“Resilinc also offers their dashboard, which is built very tailored to our supply chain,” said Cleary. “So once we say ‘map 400 factories around the world that are providing things into our supply chain and all the risk variables associated with them,’ what they’ll do is monitor those 400 specific sites for us and we will get daily alerts as to events that are happening or emerging events that may be of concern. And so that kind of a dashboard too is very critical to us because even if we were to be able to get to that basic level and understand what the exact addresses are of each of our 400 factories and what their risk profile is, monitoring those on a daily basis is again, a very large activity,” he explained.
While the IT storage hardware solutions provider already had risk mitigation strategies in place—such as its business continuity plan (BCP), supply chain disruption disaster simulations implemented annually at its partner sites and buffer inventory—it stressed the importance of incorporating all BCP plan, risk mitigation and anticipatory strategies holistically and from the ground up.
“When we first started to look at developing a platform and not just having a set of discrete capabilities, it became pretty obvious to us that it was a major endeavor and it was a significant investment in resources,” said Cleary. “The issue with these types of systems is, once you create them, you have to feed them and take care of them. I think that anybody who seriously takes a look at it in a thoughtful way and really tries to understand what it would take to do it internally, would probably come to the conclusion that this is an outsourced opportunity.”
Engaged with Resilinc as of Q4 of 2012, EMC expects to have 95 percent of its 400-plus sites mapped by Resilinc by the end of 2013.
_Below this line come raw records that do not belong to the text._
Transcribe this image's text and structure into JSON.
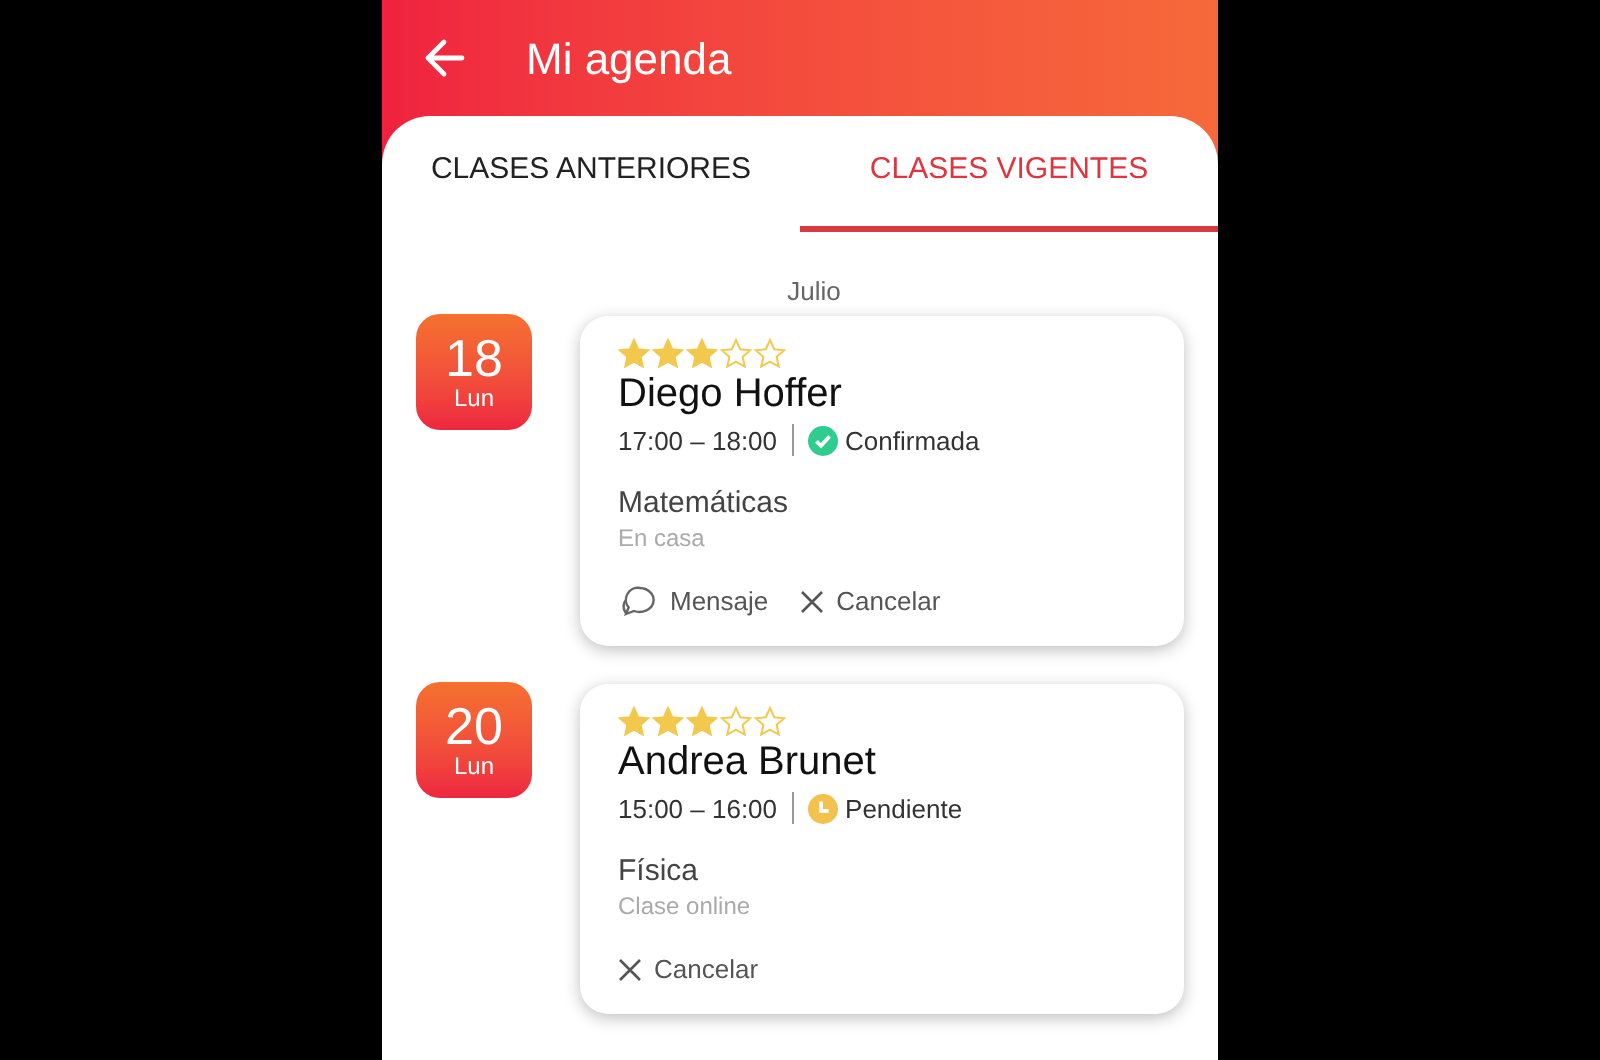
{
  "header": {
    "title": "Mi agenda"
  },
  "tabs": [
    {
      "label": "CLASES ANTERIORES",
      "selected": false
    },
    {
      "label": "CLASES VIGENTES",
      "selected": true
    }
  ],
  "month": "Julio",
  "classes": [
    {
      "day": "18",
      "weekday": "Lun",
      "stars": 3,
      "teacher": "Diego Hoffer",
      "time": "17:00 – 18:00",
      "status": {
        "kind": "confirmed",
        "label": "Confirmada"
      },
      "subject": "Matemáticas",
      "place": "En casa",
      "actions": [
        {
          "kind": "message",
          "label": "Mensaje"
        },
        {
          "kind": "cancel",
          "label": "Cancelar"
        }
      ]
    },
    {
      "day": "20",
      "weekday": "Lun",
      "stars": 3,
      "teacher": "Andrea Brunet",
      "time": "15:00 – 16:00",
      "status": {
        "kind": "pending",
        "label": "Pendiente"
      },
      "subject": "Física",
      "place": "Clase online",
      "actions": [
        {
          "kind": "cancel",
          "label": "Cancelar"
        }
      ]
    }
  ]
}
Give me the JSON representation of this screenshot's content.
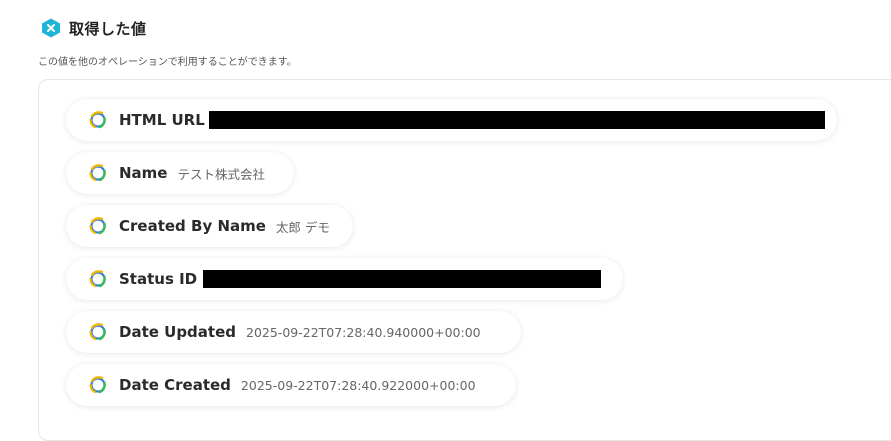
{
  "header": {
    "title": "取得した値",
    "subtitle": "この値を他のオペレーションで利用することができます。"
  },
  "fields": [
    {
      "label": "HTML URL",
      "value": "",
      "redacted": true
    },
    {
      "label": "Name",
      "value": "テスト株式会社",
      "redacted": false
    },
    {
      "label": "Created By Name",
      "value": "太郎 デモ",
      "redacted": false
    },
    {
      "label": "Status ID",
      "value": "",
      "redacted": true
    },
    {
      "label": "Date Updated",
      "value": "2025-09-22T07:28:40.940000+00:00",
      "redacted": false
    },
    {
      "label": "Date Created",
      "value": "2025-09-22T07:28:40.922000+00:00",
      "redacted": false
    }
  ],
  "colors": {
    "accent": "#1fb5d9",
    "icon_blue": "#2f7fe0",
    "icon_yellow": "#f2b705",
    "icon_green": "#3bb85a"
  },
  "icons": {
    "header": "x-badge-icon",
    "field": "integration-app-icon"
  }
}
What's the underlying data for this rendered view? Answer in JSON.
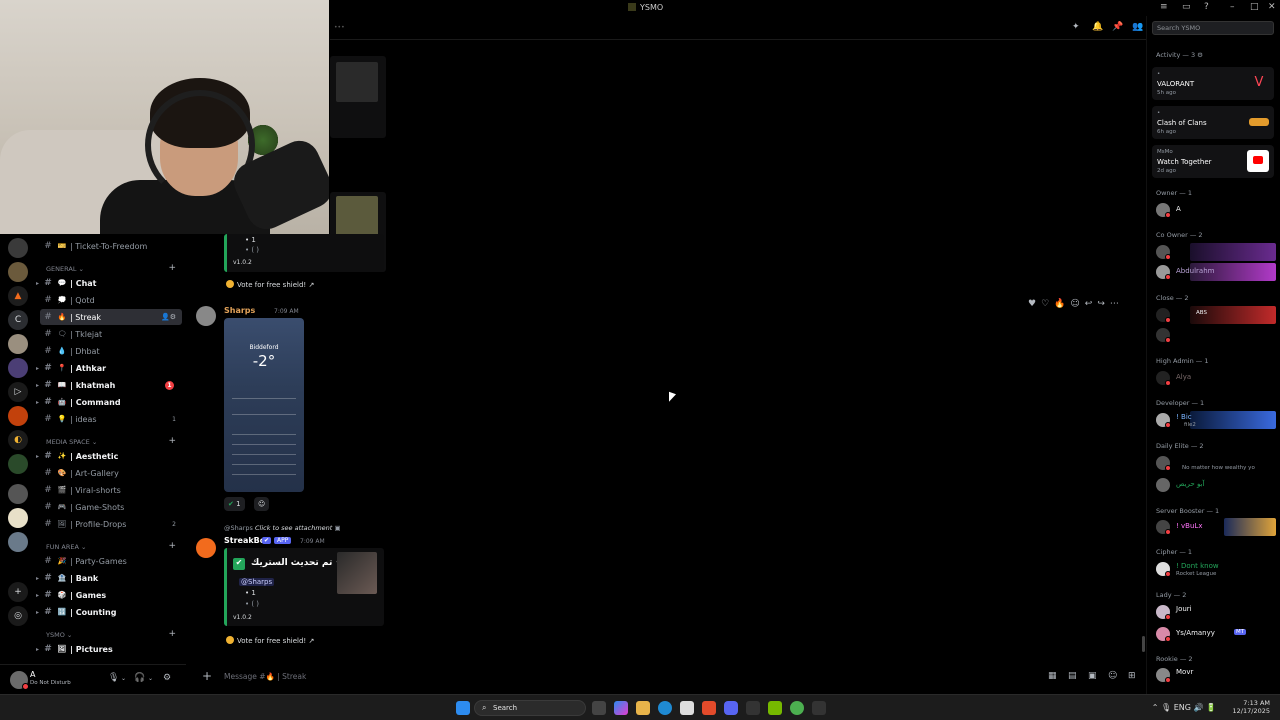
{
  "window": {
    "title": "YSMO"
  },
  "sidebar": {
    "server_initial": "C",
    "channels_top": [
      {
        "emoji": "🎫",
        "label": "| Ticket-To-Freedom",
        "bold": false
      }
    ],
    "categories": [
      {
        "label": "GENERAL",
        "channels": [
          {
            "emoji": "💬",
            "label": "| Chat",
            "bold": true
          },
          {
            "emoji": "💭",
            "label": "| Qotd",
            "bold": false
          },
          {
            "emoji": "🔥",
            "label": "| Streak",
            "bold": false,
            "active": true
          },
          {
            "emoji": "🗨",
            "label": "| Tklejat",
            "bold": false
          },
          {
            "emoji": "💧",
            "label": "| Dhbat",
            "bold": false
          },
          {
            "emoji": "📍",
            "label": "| Athkar",
            "bold": true
          },
          {
            "emoji": "📖",
            "label": "| khatmah",
            "bold": true,
            "badge": "1"
          },
          {
            "emoji": "🤖",
            "label": "| Command",
            "bold": true
          },
          {
            "emoji": "💡",
            "label": "| ideas",
            "bold": false,
            "count": "1"
          }
        ]
      },
      {
        "label": "MEDIA SPACE",
        "channels": [
          {
            "emoji": "✨",
            "label": "| Aesthetic",
            "bold": true
          },
          {
            "emoji": "🎨",
            "label": "| Art-Gallery",
            "bold": false
          },
          {
            "emoji": "🎬",
            "label": "| Viral-shorts",
            "bold": false
          },
          {
            "emoji": "🎮",
            "label": "| Game-Shots",
            "bold": false
          },
          {
            "emoji": "🖼",
            "label": "| Profile-Drops",
            "bold": false,
            "count": "2"
          }
        ]
      },
      {
        "label": "FUN AREA",
        "channels": [
          {
            "emoji": "🎉",
            "label": "| Party-Games",
            "bold": false
          },
          {
            "emoji": "🏦",
            "label": "| Bank",
            "bold": true
          },
          {
            "emoji": "🎲",
            "label": "| Games",
            "bold": true
          },
          {
            "emoji": "🔢",
            "label": "| Counting",
            "bold": true
          }
        ]
      },
      {
        "label": "YSMO",
        "channels": [
          {
            "emoji": "🖼",
            "label": "| Pictures",
            "bold": true
          }
        ]
      }
    ]
  },
  "user_panel": {
    "name": "A",
    "status": "Do Not Disturb"
  },
  "messages": {
    "top_embed": {
      "streak_line": "• 1",
      "dots_line": "• (  )",
      "version": "v1.0.2",
      "vote_label": "Vote for free shield!"
    },
    "sharps": {
      "author": "Sharps",
      "time": "7:09 AM",
      "weather_city": "Biddeford",
      "weather_temp": "-2°",
      "reaction_count": "1"
    },
    "streakbot": {
      "reply_author": "@Sharps",
      "reply_text": "Click to see attachment",
      "author": "StreakBot",
      "app_tag": "APP",
      "time": "7:09 AM",
      "title": "تم تحديث الستريك •",
      "mention": "@Sharps",
      "streak_line": "• 1",
      "dots_line": "• (  )",
      "version": "v1.0.2",
      "vote_label": "Vote for free shield!"
    }
  },
  "composer": {
    "placeholder": "Message #🔥 | Streak"
  },
  "right_panel": {
    "search_placeholder": "Search YSMO",
    "activity_header": "Activity — 3",
    "activities": [
      {
        "title": "VALORANT",
        "sub": "5h ago",
        "color": "#ff4655"
      },
      {
        "title": "Clash of Clans",
        "sub": "6h ago",
        "color": "#e39b2c"
      },
      {
        "title": "Watch Together",
        "sub": "2d ago",
        "color": "#ff0000",
        "host": "MsMo"
      }
    ],
    "roles": [
      {
        "label": "Owner — 1",
        "members": [
          {
            "name": "A"
          }
        ]
      },
      {
        "label": "Co Owner — 2",
        "members": [
          {
            "name": ""
          },
          {
            "name": "Abdulrahm"
          }
        ]
      },
      {
        "label": "Close — 2",
        "members": [
          {
            "name": "ABS"
          },
          {
            "name": ""
          }
        ]
      },
      {
        "label": "High Admin — 1",
        "members": [
          {
            "name": "Alya"
          }
        ]
      },
      {
        "label": "Developer — 1",
        "members": [
          {
            "name": "! Bic",
            "sub": "file2"
          }
        ]
      },
      {
        "label": "Daily Elite — 2",
        "members": [
          {
            "name": "",
            "sub": "No matter how wealthy yo"
          },
          {
            "name": "آبو حریص"
          }
        ]
      },
      {
        "label": "Server Booster — 1",
        "members": [
          {
            "name": "! vBuLx"
          }
        ]
      },
      {
        "label": "Cipher — 1",
        "members": [
          {
            "name": "! Dont know",
            "sub": "Rocket League"
          }
        ]
      },
      {
        "label": "Lady — 2",
        "members": [
          {
            "name": "Jouri"
          },
          {
            "name": "Ys/Amanyy",
            "tag": "MT"
          }
        ]
      },
      {
        "label": "Rookie — 2",
        "members": [
          {
            "name": "Movr"
          }
        ]
      }
    ]
  },
  "taskbar": {
    "search_label": "Search",
    "time": "7:13 AM",
    "date": "12/17/2025"
  }
}
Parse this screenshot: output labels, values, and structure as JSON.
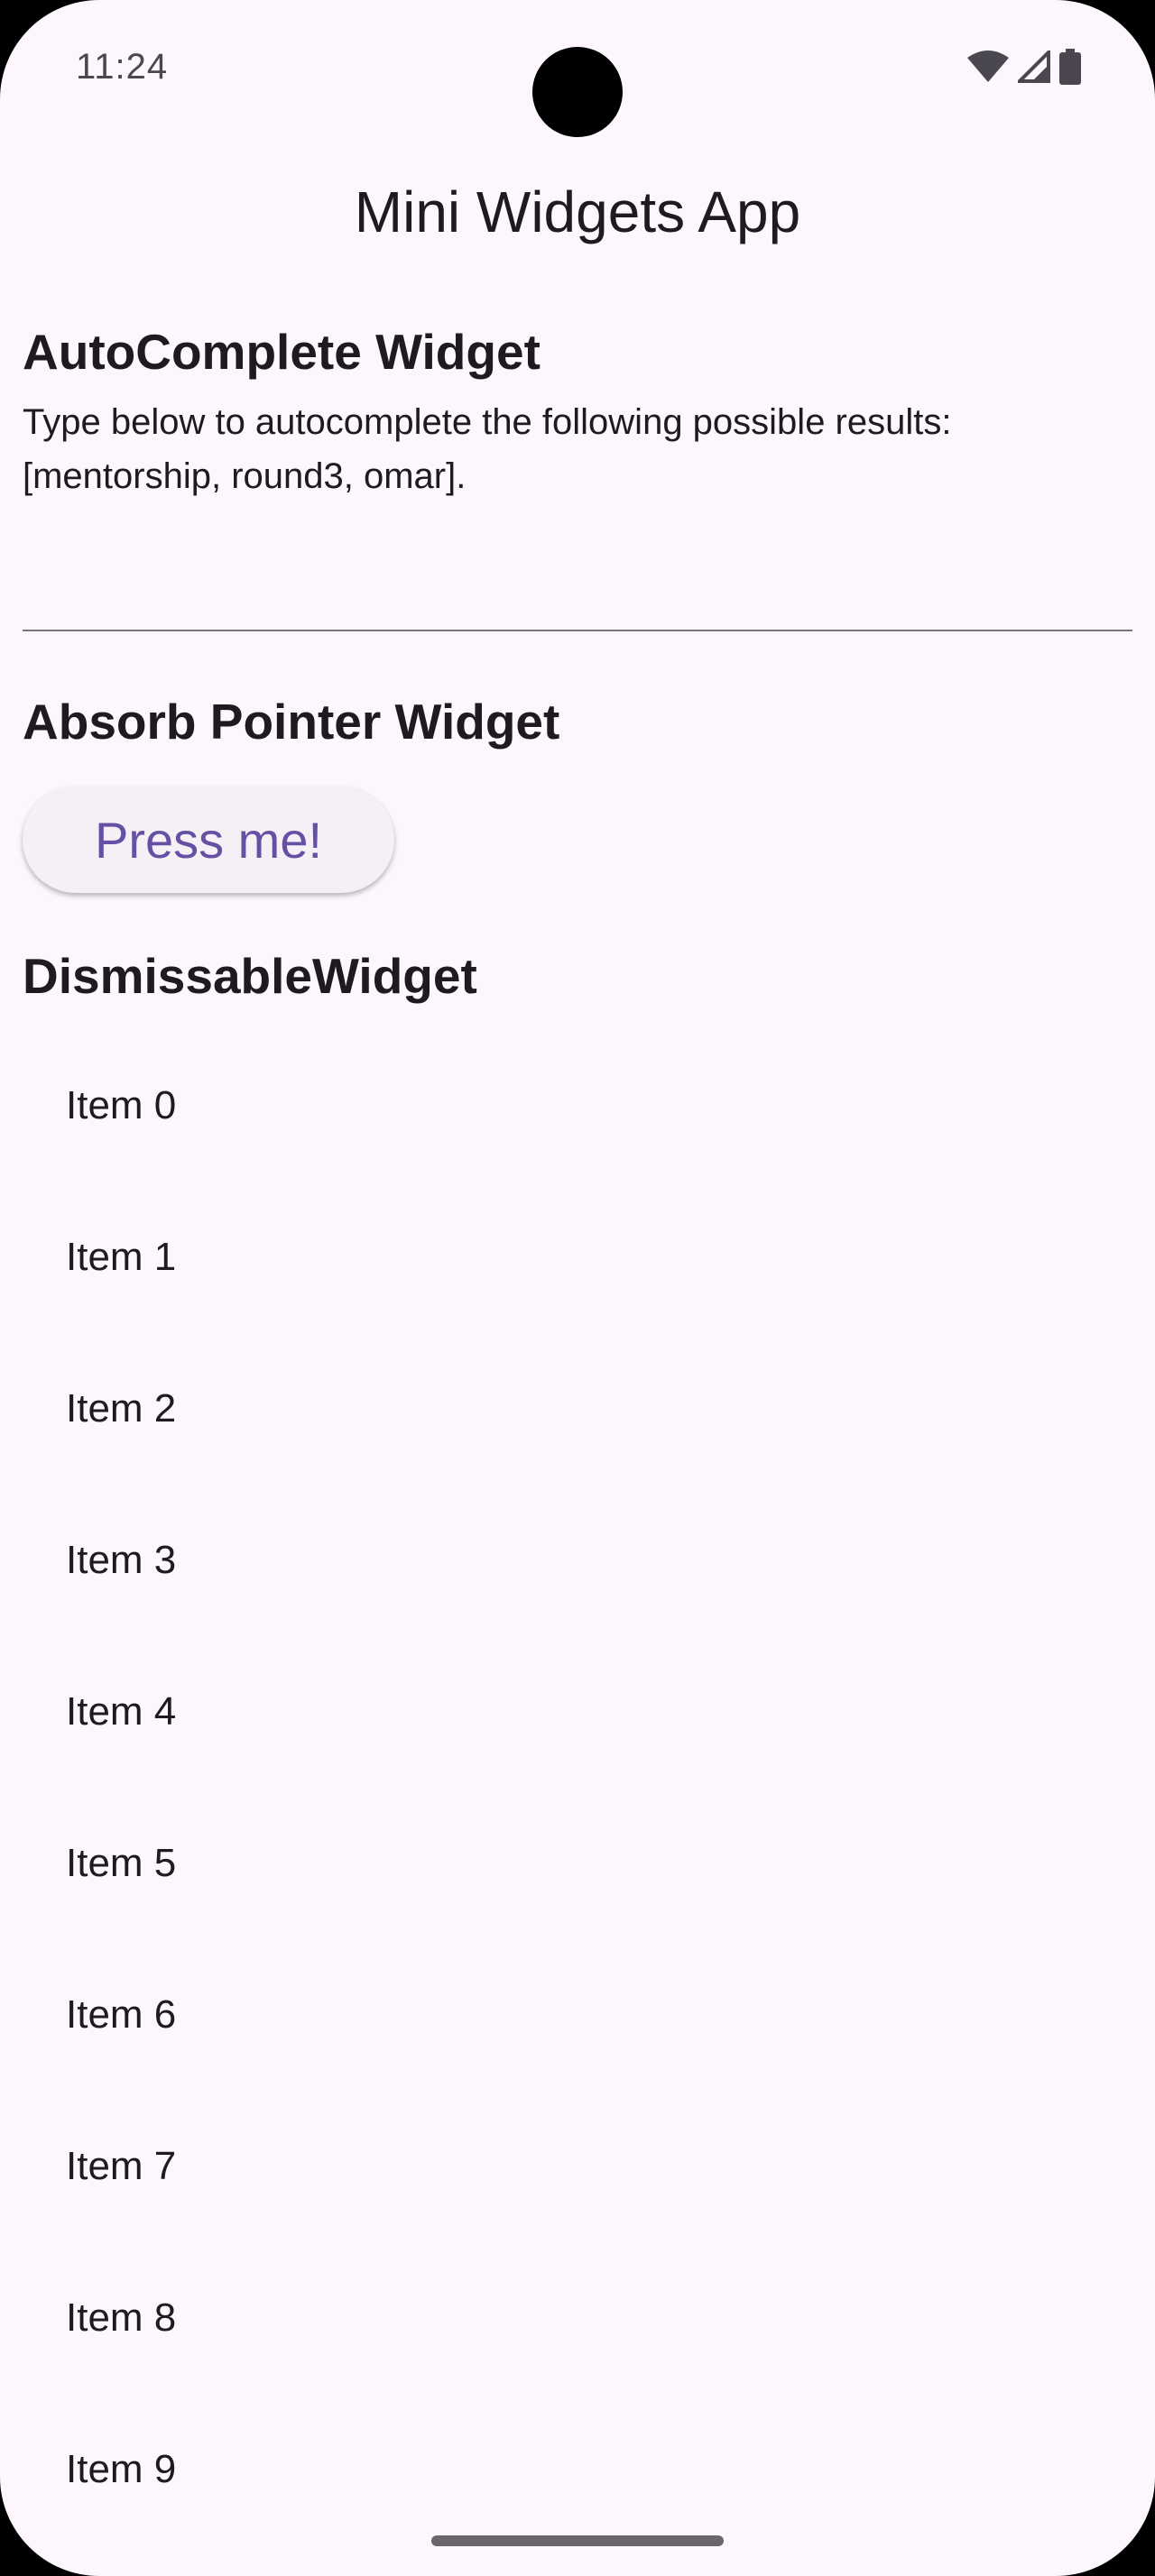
{
  "status_bar": {
    "time": "11:24",
    "icons": [
      "wifi-icon",
      "cellular-signal-icon",
      "battery-icon"
    ]
  },
  "app_bar": {
    "title": "Mini Widgets App"
  },
  "autocomplete_section": {
    "title": "AutoComplete Widget",
    "description": "Type below to autocomplete the following possible results: [mentorship, round3, omar].",
    "input_value": ""
  },
  "absorb_section": {
    "title": "Absorb Pointer Widget",
    "button_label": "Press me!"
  },
  "dismissable_section": {
    "title": "DismissableWidget",
    "items": [
      "Item 0",
      "Item 1",
      "Item 2",
      "Item 3",
      "Item 4",
      "Item 5",
      "Item 6",
      "Item 7",
      "Item 8",
      "Item 9"
    ]
  },
  "colors": {
    "background": "#FDF7FD",
    "accent": "#6750A4",
    "text": "#1D1B20",
    "button_bg": "#F4F0F5"
  }
}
“What Resilinc provides is really what we need to facilitate this bottoms-up approach—they provide us with the resources to help us build the data out and help us understand the data,” Cleary added. “And so it really becomes not only just a platform but an offshoot and a resource bank of people to help us collect and analyze the data that we would have had to build internally. Their business motto is they can do it more efficiently across a number of supply chains. Being able to leverage that back and forth is of huge value to somebody like EMC.”
A road better planned for supply chain risk mitigation
Aside from the already obvious factor that multi-tier mapping and visibility into one’s supply chain is an increasing issue businesses must factor, is perhaps also the implication of such a demand for holistic risk mitigation strategies that impact such technology providers of today. As the awareness and demand for improved risk management processes increases, technology providers who provide risk mitigation toolsets must be prepared to address such demand at all times now.
“This class of software is at its very early stages,” said O’Laughlin. “When you think about all the supply chain risks that companies face, it’s everything from the financial stability to the performance risk to their supply base or their supplier’s supply base and the geopolitical risks—where are these suppliers located and what risks are inherent in the locations in which they are located? There are lots of different risks and each of these technology solutions really only addresses a sliver of them. So the question becomes, how do you put a 360-degree view together? I think all of the platforms want to be the integration platform and be the over-arching tool. But I think they are still in the very early stages and we’ll still see a lot of innovation and a lot of shakeout over the next three to five years as the technology vendors compete for a piece of this puzzle,” he concluded.